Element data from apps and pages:
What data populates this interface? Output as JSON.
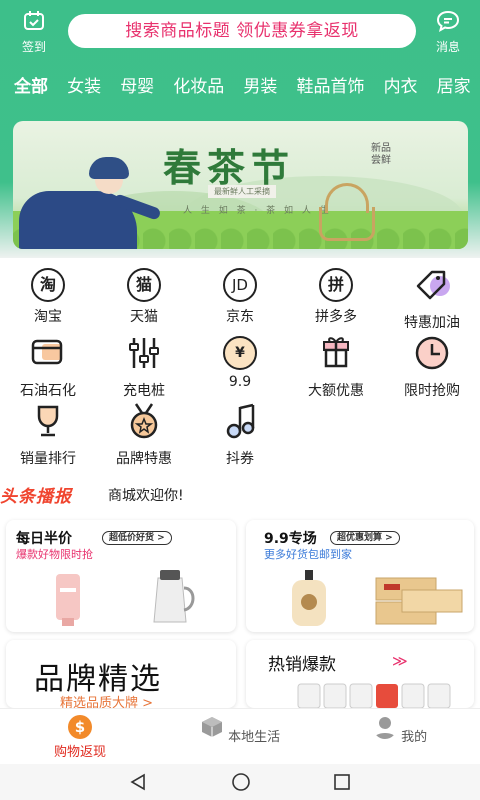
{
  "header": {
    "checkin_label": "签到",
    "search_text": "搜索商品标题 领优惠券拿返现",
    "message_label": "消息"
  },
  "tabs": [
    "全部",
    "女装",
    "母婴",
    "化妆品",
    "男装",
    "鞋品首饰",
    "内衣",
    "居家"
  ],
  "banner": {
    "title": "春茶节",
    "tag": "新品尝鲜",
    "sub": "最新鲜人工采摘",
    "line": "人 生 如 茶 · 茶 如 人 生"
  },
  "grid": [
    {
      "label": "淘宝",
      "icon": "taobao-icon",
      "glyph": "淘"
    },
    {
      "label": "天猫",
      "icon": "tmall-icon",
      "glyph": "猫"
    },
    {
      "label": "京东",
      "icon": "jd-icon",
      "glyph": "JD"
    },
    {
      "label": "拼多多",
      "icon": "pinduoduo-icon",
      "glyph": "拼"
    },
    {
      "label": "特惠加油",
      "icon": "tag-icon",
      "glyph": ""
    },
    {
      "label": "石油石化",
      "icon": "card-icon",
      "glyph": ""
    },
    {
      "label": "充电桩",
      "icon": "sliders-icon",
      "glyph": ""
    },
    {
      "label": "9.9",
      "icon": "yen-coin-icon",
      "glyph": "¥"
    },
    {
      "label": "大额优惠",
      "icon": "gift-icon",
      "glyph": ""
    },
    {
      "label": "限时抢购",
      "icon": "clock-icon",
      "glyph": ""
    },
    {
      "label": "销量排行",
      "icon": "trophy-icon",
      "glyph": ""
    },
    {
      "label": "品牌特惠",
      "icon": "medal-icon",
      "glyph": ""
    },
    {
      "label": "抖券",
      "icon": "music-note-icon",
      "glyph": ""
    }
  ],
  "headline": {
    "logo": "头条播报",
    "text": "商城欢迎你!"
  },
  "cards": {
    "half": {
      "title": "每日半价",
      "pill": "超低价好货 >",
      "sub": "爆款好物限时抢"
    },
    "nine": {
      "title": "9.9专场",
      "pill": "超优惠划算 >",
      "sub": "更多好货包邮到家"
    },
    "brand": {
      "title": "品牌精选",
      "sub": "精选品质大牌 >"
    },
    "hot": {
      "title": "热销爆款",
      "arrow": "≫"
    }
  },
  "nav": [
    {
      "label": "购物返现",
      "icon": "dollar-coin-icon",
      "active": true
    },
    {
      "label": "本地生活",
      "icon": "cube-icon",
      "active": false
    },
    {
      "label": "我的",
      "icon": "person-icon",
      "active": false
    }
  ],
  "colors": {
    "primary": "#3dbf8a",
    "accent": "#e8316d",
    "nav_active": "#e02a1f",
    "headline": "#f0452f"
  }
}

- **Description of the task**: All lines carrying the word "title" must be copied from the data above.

- **Task result**:
    "title": "春茶节",
      "title": "每日半价",
      "title": "9.9专场",
      "title": "品牌精选",
      "title": "热销爆款",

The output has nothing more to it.